Thomas King, manager and barista at Caffé Medici, expresses his frustration with the unavailability of free parking spots for employees near the coffee shop.
Photo Credit: Fanny Trang | Daily Texan Staff

Thomas King searches West Campus for parking before every shift at Caffé Medici on Guadalupe Street, where he is a manager and barista.

Like several businesses on the Drag, Caffé Medici does not have employee parking spots, and King said employees have to find parking in West Campus if they commute and don’t want to pay for a spot.

However, come December, new parking meters will eliminate many of the spots that service industry laborers use in the neighborhood.

Austin City Council approved new parking meters in West Campus in September, hoping to clear West Campus’ congested streets by producing higher turnover of parking spots. The city will begin installing the 385 new parking meters along streets including San Antonio, Nueces and Rio Grande streets in December.

“I think it’s an inappropriate and wrong way to make money,” King, who commutes from another neighborhood, said. “In some ways I feel like it’s a tax for anyone who works a service industry job. Students can buy parking spots, but not us.”

Patrick Dougan, assistant store manager at apparel store Tyler’s, said the new meters could make parking more difficult for him and his co-workers. On any given weekday at Tyler’s, there are 12 employees with cars at work but only six employee parking spots, Dougan said.

“There’s not enough parking to go around, and that’s the issue they are trying to alleviate. But it might inhibit a lot of people from being able to work,” Dougan said. “We’ve got to set an alarm and make a quick run on our breaks to pay for the meter if we don’t want to get a ticket.”

The new parking meters will have a five-hour time limit and operate Monday through Saturday from 8 a.m. to 6 p.m.

The initial meter fees will pay back the city bonds used to install the meters.

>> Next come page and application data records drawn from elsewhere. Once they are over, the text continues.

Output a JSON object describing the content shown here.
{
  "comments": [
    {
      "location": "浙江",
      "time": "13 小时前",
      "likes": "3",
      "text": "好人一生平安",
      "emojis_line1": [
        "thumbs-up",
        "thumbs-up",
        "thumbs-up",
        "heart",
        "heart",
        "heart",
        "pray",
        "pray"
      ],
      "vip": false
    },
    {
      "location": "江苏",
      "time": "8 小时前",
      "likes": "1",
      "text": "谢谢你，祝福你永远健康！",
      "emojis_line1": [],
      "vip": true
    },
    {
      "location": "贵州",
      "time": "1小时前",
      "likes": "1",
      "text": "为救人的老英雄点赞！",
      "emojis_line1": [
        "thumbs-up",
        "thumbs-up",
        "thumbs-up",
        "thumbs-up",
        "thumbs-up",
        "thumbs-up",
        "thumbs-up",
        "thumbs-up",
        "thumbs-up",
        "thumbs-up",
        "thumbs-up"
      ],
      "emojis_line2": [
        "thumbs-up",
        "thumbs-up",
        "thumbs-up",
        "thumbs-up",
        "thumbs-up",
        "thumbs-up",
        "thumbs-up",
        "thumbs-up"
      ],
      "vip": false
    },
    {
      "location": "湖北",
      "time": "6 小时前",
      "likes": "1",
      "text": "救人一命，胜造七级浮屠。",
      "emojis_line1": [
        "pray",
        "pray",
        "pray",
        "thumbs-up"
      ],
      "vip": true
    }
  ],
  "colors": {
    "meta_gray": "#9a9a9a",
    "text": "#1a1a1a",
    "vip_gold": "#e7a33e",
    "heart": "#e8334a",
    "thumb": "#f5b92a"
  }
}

Eventually 15 to 18 percent of the funds will go to improve walkways and lighting in West Campus, Brian Donovan, chair of West Campus’ neighborhood association’s parking committee, said. The rest will pay for the costs of credit card transactions, administrative expenses and other city duties.

The city and University Area Partners, the neighborhood association for West Campus, issued the plan for the new meters over the summer. The planning process began in 2009 with two meetings by Central Austin stakeholders interested in laying out a new parking plan for the neighborhood.

Donovan said the new meters will free up spaces for commuters in West Campus by requiring them to move their cars, but he added that the meters are not a long-term solution to the neighborhood’s parking problem.

“This little thing happening in West Campus is not going to be fixing very much,” Donovan said. “It’s going to help with turnover, which should presumably help businesses along the Drag. But it doesn’t help people who work there, and it doesn’t help people who live here.”

Donovan, who also serves as general administrator of the Inter-Cooperative Council, a West Campus cooperative organization, said the new meters will remove some free parking spaces that West Campus cooperatives use.

Residents at buildings that were built in or before 1959 can apply for parking permits that exempt them from paying for street parking. Before 1959, the city did not require builders to have parking available at West Campus complexes, so the city may issue exemptions to some of these residents.

The city will determine the number of parking permits issued at these residences in an assessment of need based on the ability of each building to provide parking spaces.

For now the new city ordinance states these permits will last for a year and cost $20, although that may change in the future.

Donovan said he would like to see the city implement improved rapid metro bus systems and take a study of parking around the University in order to provide alternative options for transportation that do not impede workers in West Campus.

“I think we have insufficient transportation choices now,” Donovan said. “The most effective way for workers [to get to work] now would be carpooling, but that’s still not a pretty picture. We need an assessment, and we need to look at this thing comprehensively.”

Printed on October 26, 2012 as: Added meters may hurt workers, residents